What this task involves. Using the listing below, copy every line that mentions "icon".

Given entries.
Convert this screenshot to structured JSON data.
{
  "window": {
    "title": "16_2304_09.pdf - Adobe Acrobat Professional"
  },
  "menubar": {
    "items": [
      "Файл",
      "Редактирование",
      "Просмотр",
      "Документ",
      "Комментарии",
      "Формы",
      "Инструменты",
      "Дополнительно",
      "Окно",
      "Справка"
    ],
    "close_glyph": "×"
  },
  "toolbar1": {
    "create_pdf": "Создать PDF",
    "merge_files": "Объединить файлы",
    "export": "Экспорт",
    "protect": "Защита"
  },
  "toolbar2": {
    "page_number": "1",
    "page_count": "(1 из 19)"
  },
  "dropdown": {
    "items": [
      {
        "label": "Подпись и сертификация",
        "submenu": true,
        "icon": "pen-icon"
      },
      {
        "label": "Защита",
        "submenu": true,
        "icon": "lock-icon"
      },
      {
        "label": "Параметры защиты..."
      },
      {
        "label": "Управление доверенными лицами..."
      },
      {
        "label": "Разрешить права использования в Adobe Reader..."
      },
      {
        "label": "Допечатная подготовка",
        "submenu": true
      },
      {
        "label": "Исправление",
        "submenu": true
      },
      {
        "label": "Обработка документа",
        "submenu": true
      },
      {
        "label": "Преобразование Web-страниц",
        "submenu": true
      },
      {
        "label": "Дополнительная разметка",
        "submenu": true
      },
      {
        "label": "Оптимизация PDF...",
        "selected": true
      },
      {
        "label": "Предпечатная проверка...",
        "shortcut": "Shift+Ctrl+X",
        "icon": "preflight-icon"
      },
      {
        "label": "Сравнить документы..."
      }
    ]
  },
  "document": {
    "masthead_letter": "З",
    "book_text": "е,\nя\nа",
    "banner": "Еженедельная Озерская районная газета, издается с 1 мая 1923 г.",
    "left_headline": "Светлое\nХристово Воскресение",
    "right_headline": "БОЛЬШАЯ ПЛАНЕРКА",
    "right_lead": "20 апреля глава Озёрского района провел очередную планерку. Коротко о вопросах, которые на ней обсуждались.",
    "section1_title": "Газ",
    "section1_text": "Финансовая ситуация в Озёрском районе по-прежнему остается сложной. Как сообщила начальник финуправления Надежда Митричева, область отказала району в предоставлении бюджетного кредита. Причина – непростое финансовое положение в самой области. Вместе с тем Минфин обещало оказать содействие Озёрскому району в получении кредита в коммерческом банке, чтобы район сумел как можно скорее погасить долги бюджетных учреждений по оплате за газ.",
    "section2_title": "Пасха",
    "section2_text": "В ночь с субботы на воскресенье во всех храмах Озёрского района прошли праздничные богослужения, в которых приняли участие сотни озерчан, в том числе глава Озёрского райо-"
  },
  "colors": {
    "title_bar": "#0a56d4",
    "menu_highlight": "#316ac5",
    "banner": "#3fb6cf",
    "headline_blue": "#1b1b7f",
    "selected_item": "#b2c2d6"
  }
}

Response to this task.
        "icon": "pen-icon"
        "icon": "lock-icon"
        "icon": "preflight-icon"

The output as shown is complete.